**Source records**.
-----
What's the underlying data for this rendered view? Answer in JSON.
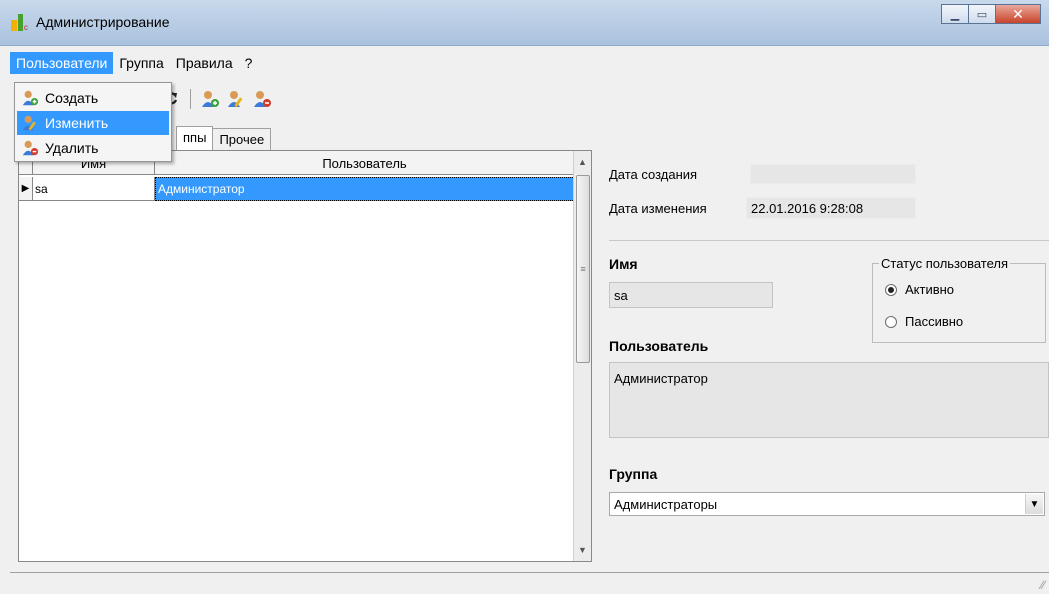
{
  "window": {
    "title": "Администрирование"
  },
  "menubar": {
    "items": [
      {
        "label": "Пользователи"
      },
      {
        "label": "Группа"
      },
      {
        "label": "Правила"
      },
      {
        "label": "?"
      }
    ]
  },
  "dropdown": {
    "items": [
      {
        "label": "Создать",
        "icon": "user-add-icon"
      },
      {
        "label": "Изменить",
        "icon": "user-edit-icon"
      },
      {
        "label": "Удалить",
        "icon": "user-delete-icon"
      }
    ]
  },
  "toolbar": {
    "icons": [
      "refresh-icon",
      "user-add-icon",
      "user-edit-icon",
      "user-delete-icon"
    ]
  },
  "tabs": [
    {
      "label": "ппы"
    },
    {
      "label": "Прочее"
    }
  ],
  "grid": {
    "columns": [
      "Имя",
      "Пользователь"
    ],
    "rows": [
      {
        "name": "sa",
        "user": "Администратор"
      }
    ]
  },
  "details": {
    "created_label": "Дата создания",
    "created_value": "",
    "modified_label": "Дата изменения",
    "modified_value": "22.01.2016 9:28:08",
    "name_label": "Имя",
    "name_value": "sa",
    "status_label": "Статус пользователя",
    "status_active": "Активно",
    "status_passive": "Пассивно",
    "user_label": "Пользователь",
    "user_value": "Администратор",
    "group_label": "Группа",
    "group_value": "Администраторы"
  },
  "colors": {
    "highlight": "#3399ff",
    "titlebar": "#b9cde5",
    "close": "#c8442b"
  }
}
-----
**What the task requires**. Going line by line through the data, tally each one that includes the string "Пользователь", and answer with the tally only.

**Written response**. 2